Thirty schools in Pennsylvania with daily PE and nine control—no daily PE– schools took part.

Results:

  • Certain programs were deemed more successful.
  • Females had higher treatment effect on health outcomes including body mass index (BMI) changes.
  • Males had  higher treatment effect on behavioral outcomes including changes in curl-ups, push-ups and mile run.

This study from Pennsylvania suggests positive health benefits from daily physical education in the curriculum. Yet state education laws in the United States differ. And the link to weight and other health outcomes is not clear in all cases.

Countries around the world struggle with soaring obesity in their children. It pays to look for inspiration in places where those numbers are less daunting. In some countries, such as Germany, physical exercise is a big part of a young child’s school day but becomes less so in high school. However, the school day at all levels is shorter, allowing ample time for sports which usually take place on club teams.

Perhaps “instruction” in physical education is not the only answer. Instead, a shorter school day with ample resources for basketball or jump rope or community sports would allow more young people to catch the exercise bug.

Book Stores and Beaches Do Mix

Thanks to all who attended my pseudo-TED (Truly Enlightening Discourse) talk in Santa Monica on Saturday at Barnes & Noble on 3rd Street Promenade.I know it wasn’t easy given that the awesome SoCal beach was just two blocks away. There are still a few signed copies of Globesity: 10 Things You Didn’t Know Were Making You Fat available at the store (call 310 260 9110 to reserve or order). Hannah, thanks for the deck work. Frank, thanks for the lovely event set-up.

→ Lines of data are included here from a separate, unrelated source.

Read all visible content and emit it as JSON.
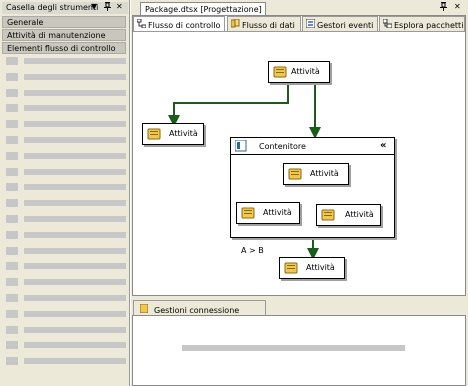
{
  "toolbox": {
    "title": "Casella degli strumenti",
    "controls": {
      "dropdown": "▼",
      "pin": "📌",
      "close": "✕"
    },
    "sections": [
      "Generale",
      "Attività di manutenzione",
      "Elementi flusso di controllo"
    ],
    "rows": 20
  },
  "document": {
    "tab_title": "Package.dtsx [Progettazione]",
    "controls": {
      "pin": "📌",
      "close": "✕"
    },
    "tabs": [
      "Flusso di controllo",
      "Flusso di dati",
      "Gestori eventi",
      "Esplora pacchetti"
    ]
  },
  "canvas": {
    "task_top": "Attività",
    "task_left": "Attività",
    "container_title": "Contenitore",
    "container_collapse": "«",
    "task_inner_top": "Attività",
    "task_inner_left": "Attività",
    "task_inner_right": "Attività",
    "constraint_label": "A > B",
    "task_bottom": "Attività"
  },
  "connections": {
    "tab_label": "Gestioni connessione"
  },
  "colors": {
    "arrow_green": "#1a5c1a",
    "arrow_red": "#8b1a1a",
    "panel_bg": "#ece9d8",
    "placeholder_gray": "#c7c7c7"
  }
}
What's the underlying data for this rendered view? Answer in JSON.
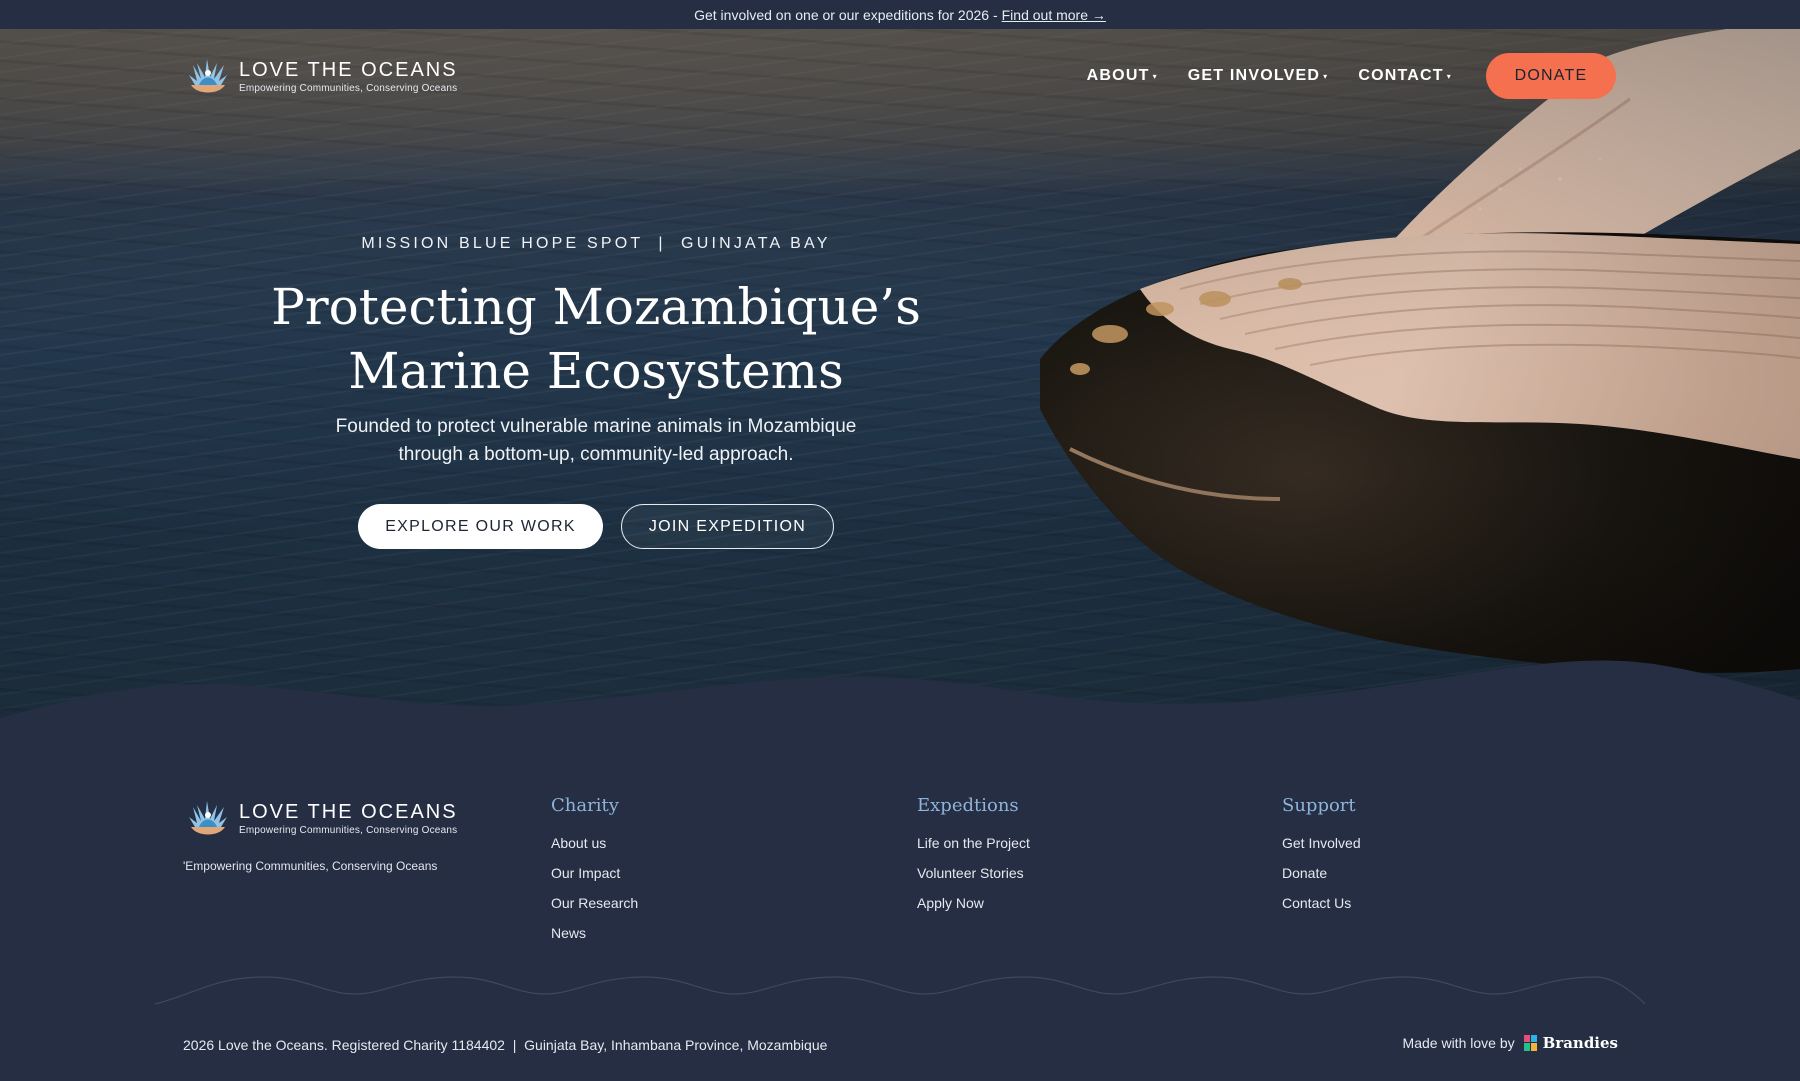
{
  "announcement": {
    "text": "Get involved on one or our expeditions for 2026 -",
    "link": "Find out more →"
  },
  "brand": {
    "name": "LOVE THE OCEANS",
    "tagline": "Empowering Communities, Conserving Oceans"
  },
  "nav": {
    "items": [
      {
        "label": "ABOUT"
      },
      {
        "label": "GET INVOLVED"
      },
      {
        "label": "CONTACT"
      }
    ],
    "caret": "▾",
    "donate": "DONATE"
  },
  "hero": {
    "eyebrow": "MISSION BLUE HOPE SPOT  |  GUINJATA BAY",
    "headline_line1": "Protecting Mozambique’s",
    "headline_line2": "Marine Ecosystems",
    "sub_line1": "Founded to protect vulnerable marine animals in Mozambique",
    "sub_line2": "through a bottom-up, community-led approach.",
    "cta_primary": "EXPLORE OUR WORK",
    "cta_secondary": "JOIN EXPEDITION"
  },
  "footer": {
    "tagline": "'Empowering Communities, Conserving Oceans",
    "columns": [
      {
        "title": "Charity",
        "links": [
          "About us",
          "Our Impact",
          "Our Research",
          "News"
        ]
      },
      {
        "title": "Expedtions",
        "links": [
          "Life on the Project",
          "Volunteer Stories",
          "Apply Now"
        ]
      },
      {
        "title": "Support",
        "links": [
          "Get Involved",
          "Donate",
          "Contact Us"
        ]
      }
    ],
    "copyright": "2026 Love the Oceans. Registered Charity 1184402  |  Guinjata Bay, Inhambana Province, Mozambique",
    "made_by_prefix": "Made with love by",
    "made_by_name": "Brandies"
  },
  "colors": {
    "navy": "#252e43",
    "accent_orange": "#f5704f",
    "footer_heading": "#8fb3db"
  }
}
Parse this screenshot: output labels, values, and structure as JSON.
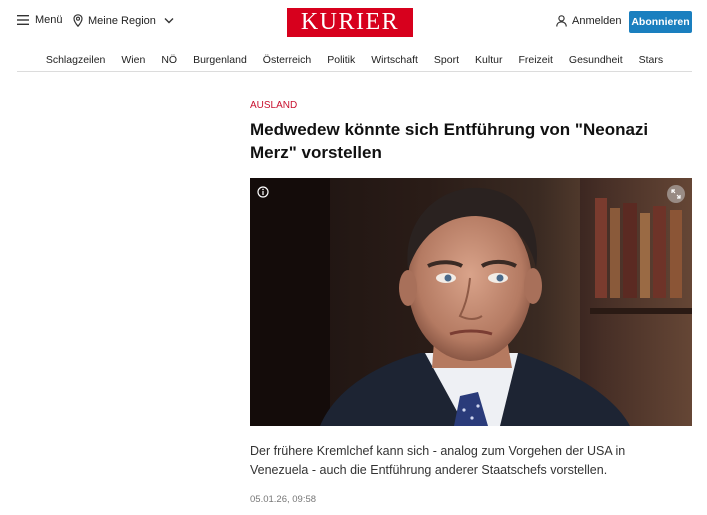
{
  "header": {
    "menu_label": "Menü",
    "region_label": "Meine Region",
    "logo_text": "KURIER",
    "login_label": "Anmelden",
    "subscribe_label": "Abonnieren"
  },
  "nav": [
    {
      "label": "Schlagzeilen"
    },
    {
      "label": "Wien"
    },
    {
      "label": "NÖ"
    },
    {
      "label": "Burgenland"
    },
    {
      "label": "Österreich"
    },
    {
      "label": "Politik"
    },
    {
      "label": "Wirtschaft"
    },
    {
      "label": "Sport"
    },
    {
      "label": "Kultur"
    },
    {
      "label": "Freizeit"
    },
    {
      "label": "Gesundheit"
    },
    {
      "label": "Stars"
    }
  ],
  "article": {
    "kicker": "AUSLAND",
    "headline": "Medwedew könnte sich Entführung von \"Neonazi Merz\" vorstellen",
    "teaser": "Der frühere Kremlchef kann sich - analog zum Vorgehen der USA in Venezuela - auch die Entführung anderer Staatschefs vorstellen.",
    "date": "05.01.26, 09:58"
  },
  "icons": {
    "menu": "hamburger-icon",
    "region": "location-pin-icon",
    "login": "user-icon",
    "image_info": "info-icon",
    "image_expand": "expand-icon"
  },
  "colors": {
    "brand_red": "#d7001d",
    "subscribe_blue": "#1a7fbf",
    "kicker_red": "#c8102e"
  }
}
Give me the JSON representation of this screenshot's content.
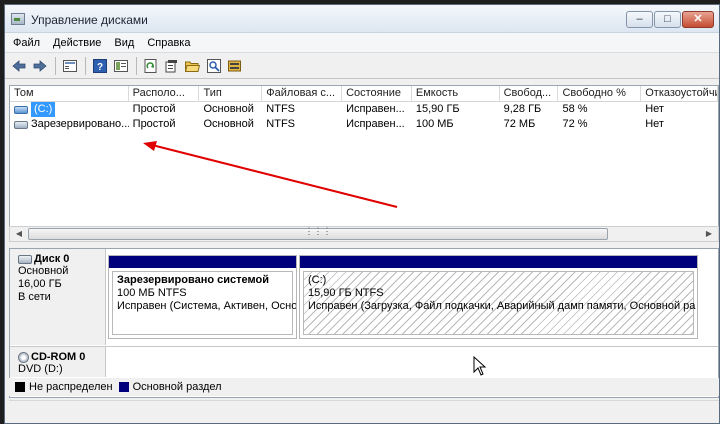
{
  "window": {
    "title": "Управление дисками",
    "buttons": [
      "–",
      "□",
      "✕"
    ]
  },
  "menu": [
    "Файл",
    "Действие",
    "Вид",
    "Справка"
  ],
  "toolbar": {
    "icons": [
      "back-arrow-icon",
      "forward-arrow-icon",
      "list-view-icon",
      "help-icon",
      "properties-icon",
      "refresh-icon",
      "rescan-icon",
      "open-folder-icon",
      "search-icon",
      "settings-icon"
    ]
  },
  "volume_list": {
    "columns": [
      "Том",
      "Располо...",
      "Тип",
      "Файловая с...",
      "Состояние",
      "Емкость",
      "Свобод...",
      "Свободно %",
      "Отказоустойчиво"
    ],
    "rows": [
      [
        "(C:)",
        "Простой",
        "Основной",
        "NTFS",
        "Исправен...",
        "15,90 ГБ",
        "9,28 ГБ",
        "58 %",
        "Нет"
      ],
      [
        "Зарезервировано...",
        "Простой",
        "Основной",
        "NTFS",
        "Исправен...",
        "100 МБ",
        "72 МБ",
        "72 %",
        "Нет"
      ]
    ]
  },
  "disks": [
    {
      "title": "Диск 0",
      "lines": [
        "Основной",
        "16,00 ГБ",
        "В сети"
      ],
      "partitions": [
        {
          "name": "Зарезервировано системой",
          "size": "100 МБ NTFS",
          "status": "Исправен (Система, Активен, Осно"
        },
        {
          "name": "(C:)",
          "size": "15,90 ГБ NTFS",
          "status": "Исправен (Загрузка, Файл подкачки, Аварийный дамп памяти, Основной ра"
        }
      ]
    },
    {
      "title": "CD-ROM 0",
      "lines": [
        "DVD (D:)"
      ]
    }
  ],
  "legend": [
    {
      "label": "Не распределен",
      "color": "#000000"
    },
    {
      "label": "Основной раздел",
      "color": "#00007d"
    }
  ],
  "annotation": {
    "arrow_color": "#e00000"
  }
}
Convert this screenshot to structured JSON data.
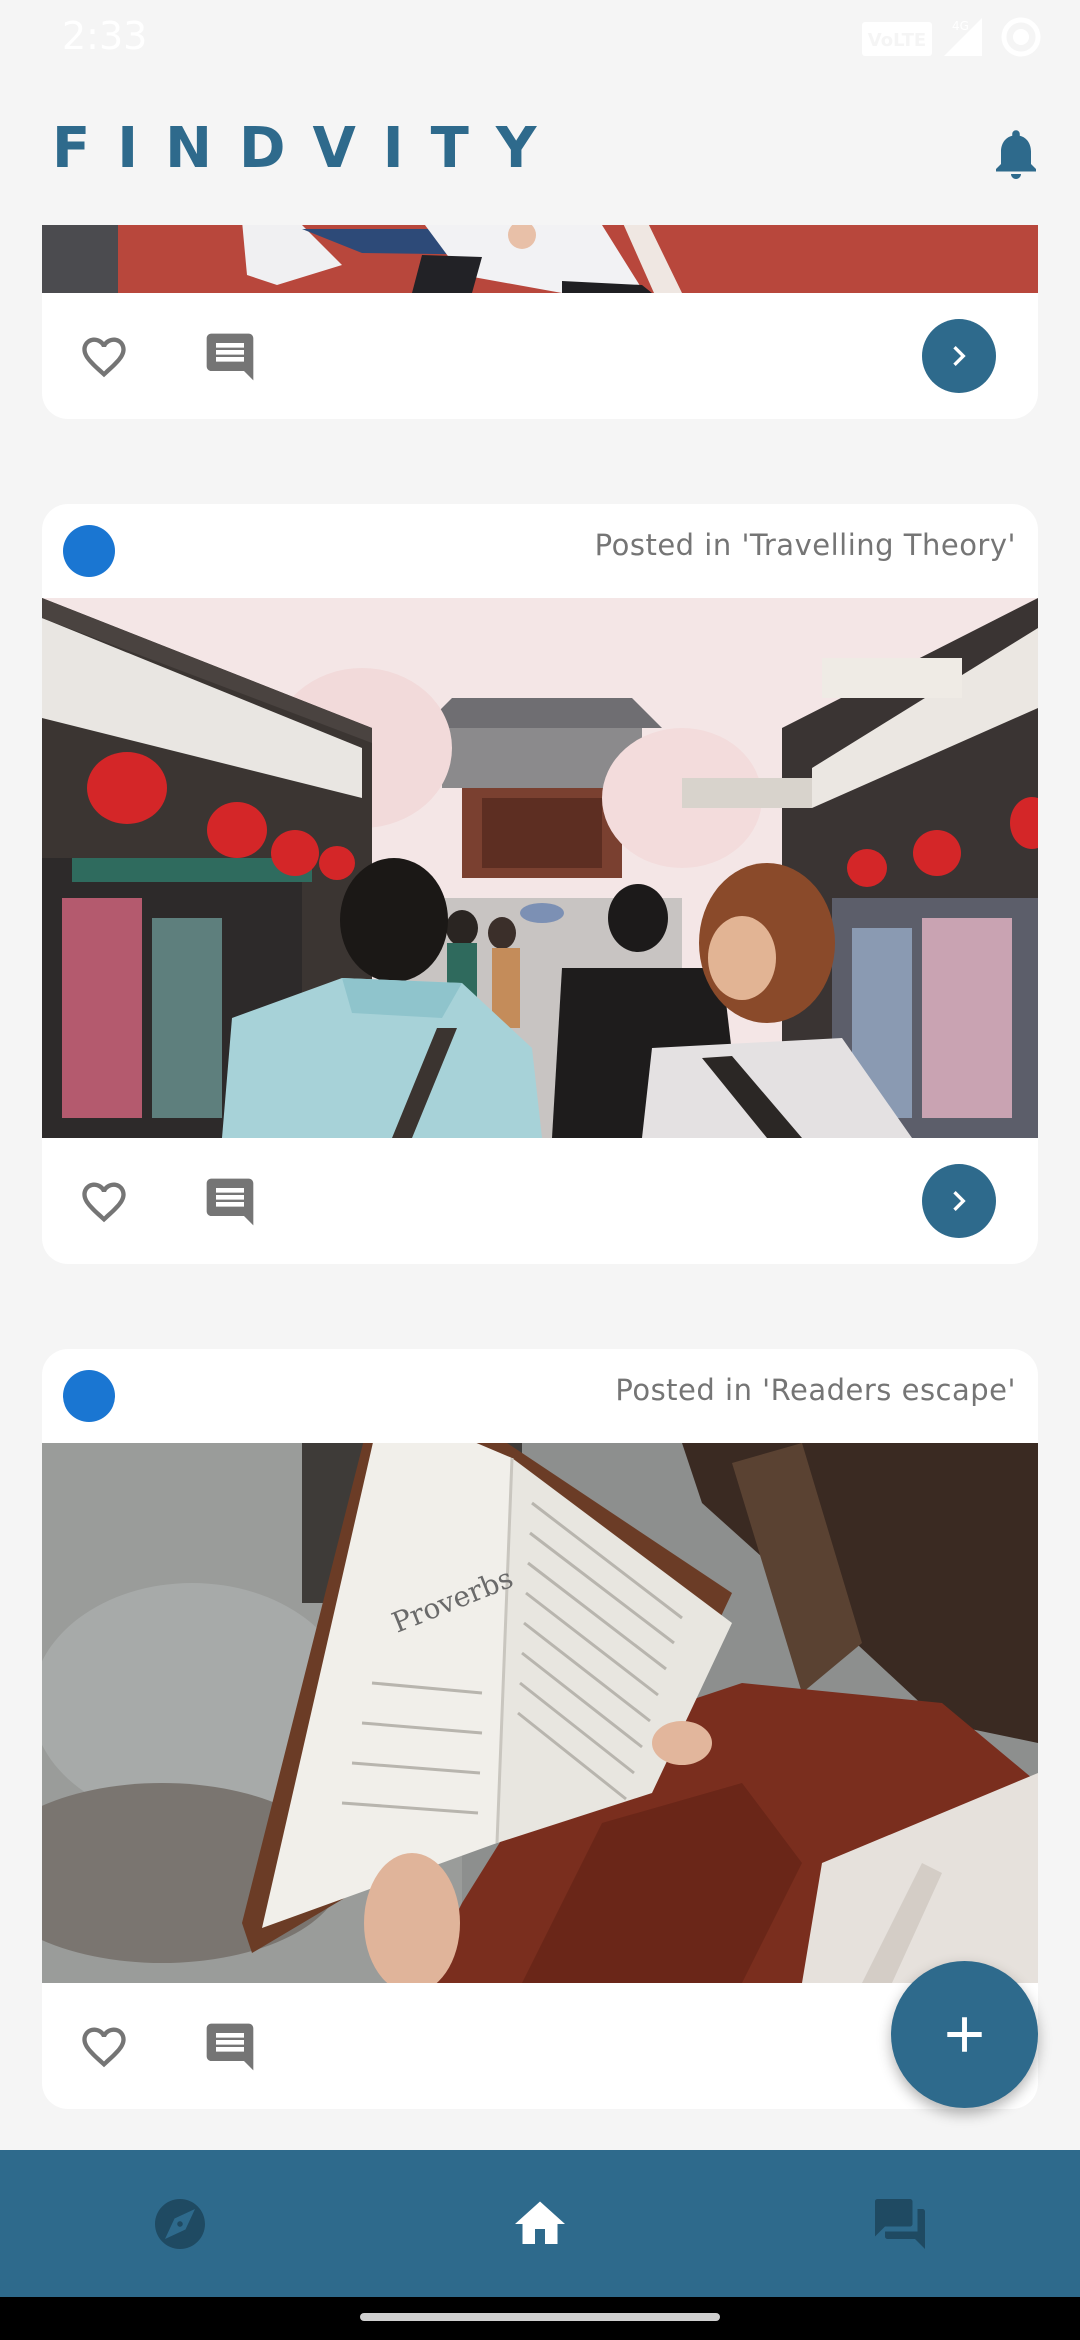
{
  "status_bar": {
    "time": "2:33",
    "network_label": "VoLTE",
    "signal_label": "4G",
    "icons": [
      "volte-icon",
      "signal-icon",
      "data-saver-icon"
    ]
  },
  "header": {
    "logo_text": "FINDVITY",
    "icons": [
      "notification-bell-icon"
    ]
  },
  "feed": {
    "posts": [
      {
        "posted_in": "",
        "image_alt": "baseball player on field",
        "actions": [
          "like",
          "comment",
          "open"
        ]
      },
      {
        "posted_in": "Posted in 'Travelling Theory'",
        "image_alt": "crowded market street with red lanterns and temple",
        "actions": [
          "like",
          "comment",
          "open"
        ]
      },
      {
        "posted_in": "Posted in 'Readers escape'",
        "image_alt": "woman reading a book open to Proverbs",
        "book_text": "Proverbs",
        "actions": [
          "like",
          "comment"
        ]
      }
    ]
  },
  "fab": {
    "icon": "plus-icon"
  },
  "bottom_nav": {
    "items": [
      {
        "id": "explore",
        "icon": "compass-icon",
        "active": false
      },
      {
        "id": "home",
        "icon": "home-icon",
        "active": true
      },
      {
        "id": "chat",
        "icon": "chat-icon",
        "active": false
      }
    ]
  },
  "colors": {
    "brand": "#2e6a8c",
    "avatar": "#1a76d2",
    "background": "#f5f5f5",
    "card": "#ffffff",
    "muted_text": "#757575",
    "icon_gray": "#757575",
    "nav_inactive": "#1f4a62",
    "nav_active": "#ffffff"
  }
}
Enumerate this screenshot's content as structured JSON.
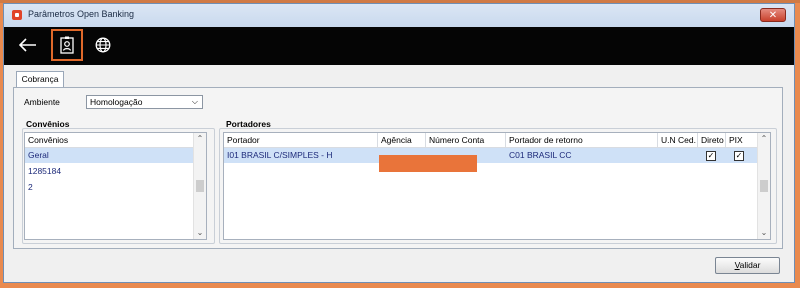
{
  "window": {
    "title": "Parâmetros Open Banking",
    "close_glyph": "✕"
  },
  "toolbar": {
    "buttons": [
      "arrow-left-icon",
      "contact-card-icon",
      "globe-icon"
    ]
  },
  "tabs": [
    {
      "label": "Cobrança"
    }
  ],
  "ambiente": {
    "label": "Ambiente",
    "value": "Homologação"
  },
  "convenios": {
    "group_title": "Convênios",
    "header": "Convênios",
    "items": [
      "Geral",
      "1285184",
      "2"
    ],
    "selected_index": 0
  },
  "portadores": {
    "group_title": "Portadores",
    "columns": [
      "Portador",
      "Agência",
      "Número Conta",
      "Portador de retorno",
      "U.N Ced.",
      "Direto",
      "PIX"
    ],
    "rows": [
      {
        "portador": "I01  BRASIL C/SIMPLES - H",
        "agencia": "",
        "numero_conta": "",
        "portador_retorno": "C01  BRASIL CC",
        "un_ced": "",
        "direto": true,
        "pix": true
      }
    ]
  },
  "validar_button": {
    "label_prefix": "",
    "label_underlined": "V",
    "label_rest": "alidar"
  },
  "colors": {
    "accent": "#e0692a",
    "toolbar_bg": "#050505",
    "selection": "#cfe1f7"
  }
}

FYI: TED’s mission statement:

“We believe passionately in the power of ideas to change attitudes, lives and ultimately, the world. So we’re building here a clearinghouse that offers free knowledge and inspiration from the world’s most inspired thinkers, and also a community of curious souls to engage with ideas and each other…”

Community of curious souls. I’d be honored to be part of that.

Rules of Attraction

Impulsive people are less able to inhibit responses. Thus it seems likely that people struggling to maintain a proper weight also struggle to say “no” to tempting high-calorie foods like cake and candy. Is this impulsive nature only with food or also with other areas of life as well?

One interesting study from Maastricht University in the Netherlands looked at 87 females who were tested with general stimuli and also with food-related pictures. A higher body mass index (BMI) was linked more often with impulsivity with food-related photos. No real surprise there. But interestingly, there was no more impulsivity linked with general stimuli in those with higher BMIs.

The message?

The authors write: The implication is that weight loss interventions need to focus on decreasing food-specific impulsivity rather than on reducing general impulsivity.”

 

 

Why Stress Adds Pounds

Some of us gain weight when under stress.
It is a response far more complex than keeping our hands or mouths busy. One type of chronic stress called post-traumatic stress disorder (PTSD) elicits complicated hormonal developments.

Recently researchers at Massachusetts Institute of Technology  observed rats exposed to stressors and found increases in circulating ghrelin, a hormone which enhances appetite. Also, the MIT scientists found a link between ghrelin and growth hormone. Find the study here at Molecular Psychiatry journal.
What this means for us: our body will defend against trauma in various ways which can eventually be nefarious if extra pounds are an outcome. Our care model for PTSD must include prevention (weight management, cognitive therapy) as well as mental health treatments.